The Internet saved me. All my life, it was drilled into me that all people were bad and that Zerex were simply
correcting helping those people. I was not allowed to have a phone or communicate with anyone outside the group, but after hearing so many rumours about something wonderful called ‘The Internet’, I finally caved and secretly bought myself a mobile phone. I was introduced to a whole other world outside my own, filled with people with beautiful minds and ideas. It was there that I learnt that no one shared the same views as me – in fact, people were positively repulsed when I told them of my upbringing.
It was also the Internet that introduced me to Finn Anderson. As an only child, forbidden to ever have any friends, let alone a boy, the thought of someone being interested in me instantly made me think he was lying. But it’s been almost two years now, and Finn and I are closer than ever. I tell him everything that I never told ‘Mum’ and ‘Dad’. I tell him how I want to live a new life, where I can talk to people, make friends and just live the life that was snatched away from me. I even tell him about who I really I am: he knows all about Zerex and my previous role within it.
Finn accepts me for who I am. He knows that I am no longer the person I used to be – the person I was forced to be. He talks to for hours over the phone and constantly tells me how funny and kind I am. I think I might love him. But then again, I’ve never known what love is. My ‘parents’ certainly did not love me and I never had anyone other than them to turn to. The online dictionary tells me that love is: ‘an intense feeling of deep affection’.
Finn says that he loves me. I ask him how can he, when we’ve never met in person, but he tells me that love isn’t just physical. That changes tomorrow. The big day. My big day, when I finally reach the magical age of 20, allowing me to finally leave my parents. I get to step outside of the only five rooms I have ever known, and see the real world. Finn told me all about this special place called ‘the park’ where we will finally see each other in person. Just one more night.
Happy birthday to me. The first birthday where I genuinely am happy. I don’t want to see my ‘birthers’ at all and I know they definitely do not ever want to see me again. My rucksack leans against the front door, packed and ready to accompany me on my new life. I place my hand on the door and gently rest my forehead against the cool glass. Now or never. I pull the rucksack onto my shoulders and open the door fully, shutting my eyes as the sunlight almost blinds me. I look back and find myself staring into the eyes of ‘Mum’ and ‘Dad’. Their eyes are empty.
I shut the door, I shut them out and I close that chapter of my life. I make my way to the park, chanting the directions Finn told me in my head, like an incantation. Finn. My stomach twists itself into knots just thinking about him. Everything outside in the real world is even better than I imagined. I see children screaming and kicking around a football. I watch the sun paint the sky in a shimmering haze and listen to the birds chatter amongst the rooftops.

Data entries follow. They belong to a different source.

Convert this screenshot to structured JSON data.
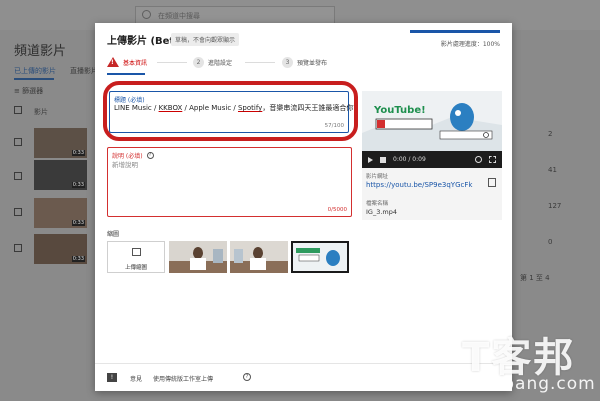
{
  "background": {
    "search_placeholder": "在頻道中搜尋",
    "page_title": "頻道影片",
    "tabs": [
      "已上傳的影片",
      "直播影片"
    ],
    "filter_label": "篩選器",
    "column_header": "影片",
    "durations": [
      "0:33",
      "0:33",
      "0:33",
      "0:33"
    ],
    "right_values": [
      "2",
      "41",
      "127",
      "0"
    ],
    "footer_range": "第 1 至 4"
  },
  "dialog": {
    "title": "上傳影片 (Beta 版)",
    "draft_badge": "草稿，不會向觀眾顯示",
    "progress_text": "影片處理進度：100%",
    "progress_percent": 100,
    "steps": [
      {
        "num": "1",
        "label": "基本資訊"
      },
      {
        "num": "2",
        "label": "進階設定"
      },
      {
        "num": "3",
        "label": "預覽並發布"
      }
    ],
    "title_field": {
      "label": "標題 (必填)",
      "parts": [
        "LINE Music / ",
        "KKBOX",
        " / Apple Music / ",
        "Spotify",
        "，音樂串流四天王誰最適合你？"
      ],
      "counter": "57/100"
    },
    "description_field": {
      "label": "說明 (必填)",
      "placeholder": "新增說明",
      "counter": "0/5000"
    },
    "thumbnail": {
      "label": "縮圖",
      "upload_label": "上傳縮圖"
    },
    "preview": {
      "time": "0:00 / 0:09",
      "link_label": "影片網址",
      "link": "https://youtu.be/SP9e3qYGcFk",
      "file_label": "檔案名稱",
      "file_name": "IG_3.mp4"
    },
    "footer": {
      "feedback": "意見",
      "use_old": "使用傳統版工作室上傳"
    }
  },
  "watermark": {
    "logo": "T客邦",
    "text": "techbang.com"
  },
  "colors": {
    "accent": "#1a56a8",
    "error": "#d32f2f",
    "highlight": "#c81e1e"
  }
}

I can see the park now: a huge green space, with toddlers on bikes and elderly couples strolling among the flowers, hand in hand, gazing into each other’s eyes. ‘An intense feeling of deep affection’. They practically effuse love. I smile at them admiringly, and make my way to ‘the swings’ where Finn will wait.
It’s him. He is here. He’s just like I imagined. Tall, blonde and lean, wearing his favourite jeans and a hoodie. But what I didn’t imagine was the scowl on his face, or the placard firmly gripped in his hands: ‘ONCE IN A HATE GROUP, ALWAYS IN A HATE GROUP’.
The dictionary tells me that hate is: ‘a feeling of intense dislike’.
He hates me. Finn hates me.